(Task details): Your task is to copy every line of the records below that contains "Canadians".

[Website and app data records]

----

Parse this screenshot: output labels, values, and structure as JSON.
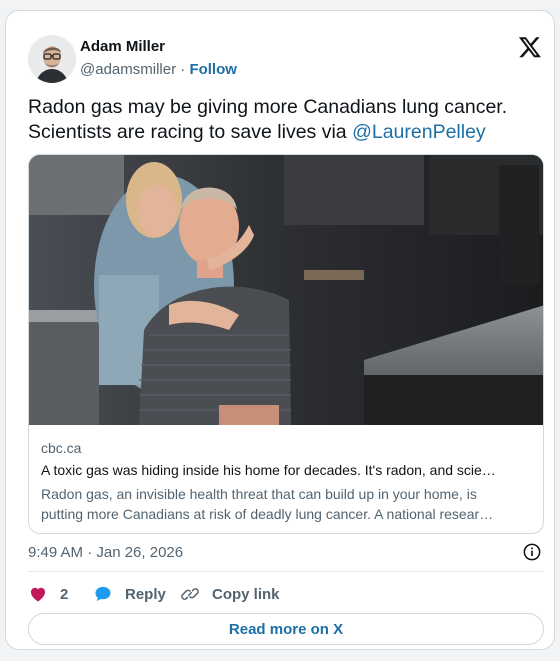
{
  "author": {
    "name": "Adam Miller",
    "handle": "@adamsmiller",
    "separator": "·",
    "follow_label": "Follow"
  },
  "tweet": {
    "text": "Radon gas may be giving more Canadians lung cancer. Scientists are racing to save lives via",
    "mention": "@LaurenPelley"
  },
  "link_card": {
    "domain": "cbc.ca",
    "title": "A toxic gas was hiding inside his home for decades. It's radon, and scie…",
    "description_line1": "Radon gas, an invisible health threat that can build up in your home, is",
    "description_line2": "putting more Canadians at risk of deadly lung cancer. A national resear…"
  },
  "meta": {
    "timestamp": "9:49 AM · Jan 26, 2026"
  },
  "actions": {
    "likes_count": "2",
    "reply_label": "Reply",
    "copy_link_label": "Copy link"
  },
  "read_more_label": "Read more on X",
  "colors": {
    "link": "#1d6fa5",
    "heart": "#c2185b",
    "reply": "#1d9bf0",
    "text": "#0f1419",
    "muted": "#536471"
  }
}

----

(Answer to the problem):
    "text": "Radon gas may be giving more Canadians lung cancer. Scientists are racing to save lives via",
    "description_line2": "putting more Canadians at risk of deadly lung cancer. A national resear…"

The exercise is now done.